But if I had a wish I would hope for more people to embrace people with mental illness and attempt to understand some of the challenges we face.
Over the holidays I spent some time reading stories of people who have been diagnosed with bipolar disorder. Each story was unique to the individual but there were many common themes. I found myself shaking my head because I truly understood what the individuals were talking about. I hadn’t been in their shoes, but mine were a similar type.
You probably know the story well. The struggle to find out what is wrong with you sometimes taking years to finally get a proper diagnosis. The unwanted and yet necessary hospitalizations trying to get stabilized and then counting up the casualties caused by erratic behavior from unstable mind. The trials and failures of multiple medication regimens and the subsequent fall out from the all too often minimized medication side effects. And have I mentioned all the while your struggling your supposed to find a way to live your life. Be the mother, father, sister, brother, partner, employee that you have always been without disclosing anything is wrong.
I think for years I used to cry when describing the journey. Now, I kind of chuckle with how ridiculous it is to expect ourselves to put on a front that nothing is wrong, when it seems like your whole world is falling apart. Often times because it is.

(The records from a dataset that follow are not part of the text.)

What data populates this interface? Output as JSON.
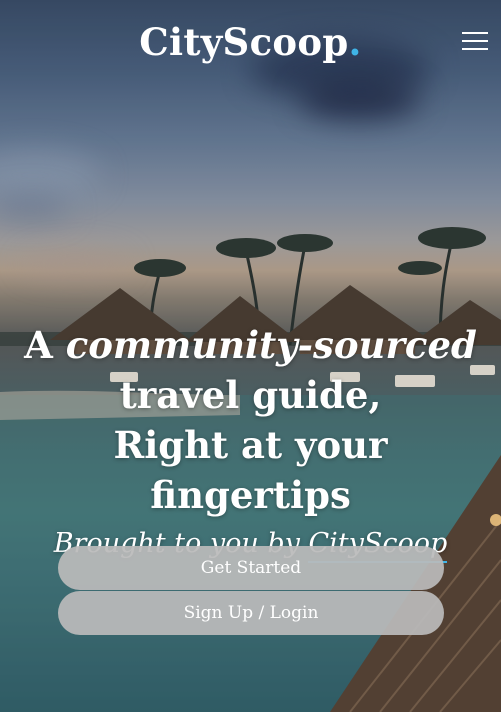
{
  "header": {
    "logo_text": "CityScoop",
    "logo_dot": ".",
    "menu_icon": "hamburger-menu-icon"
  },
  "hero": {
    "line1_pre": "A ",
    "line1_em": "community-sourced",
    "line1_post": " travel guide,",
    "line2": "Right at your fingertips",
    "byline_pre": "Brought to you by ",
    "byline_brand": "CityScoop"
  },
  "actions": {
    "get_started": "Get Started",
    "signup_login": "Sign Up / Login"
  },
  "colors": {
    "accent": "#3fb4e6",
    "button_bg": "#bababa",
    "text": "#ffffff"
  }
}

But how strong we must be to overcome and persevere the hand we have been dealt. I don’t claim to have handled my illness in a perfect way, but I handled it the best way I knew how. If I was more informed, had access to better treatment providers, had people in my inner circle who could talk to me and reach me with good solid advice, and the “ifs” can go on and on.
The reality is many of us who have bipolar disorder struggle and then we fight to get our lives back on track. We continue to reach out and search for information, education and resources and hope for the best. We must learn to live in the present and take one-day-at-a-time.
In the meantime, most of us would like others outside of the mental health world to understand our illness. I don’t expect people to know as much about it as I do, I just want them to know enough to offer compassion and support. I want them to read stories like I did, and realize the path is a tough one and I’m not to be blamed for what happened to me. I didn’t choose freely to struggle with a serious mental illness, it just happened to me.
It’s part of our human condition to desire others understand us. We all have issues, challenges and problems these things just get more magnified and complex when living with bipolar disorder.
I know you can’t make people understand you, but you can hope for others at the very least to have some compassion, and pray one day they’ll gain the knowledge to understand.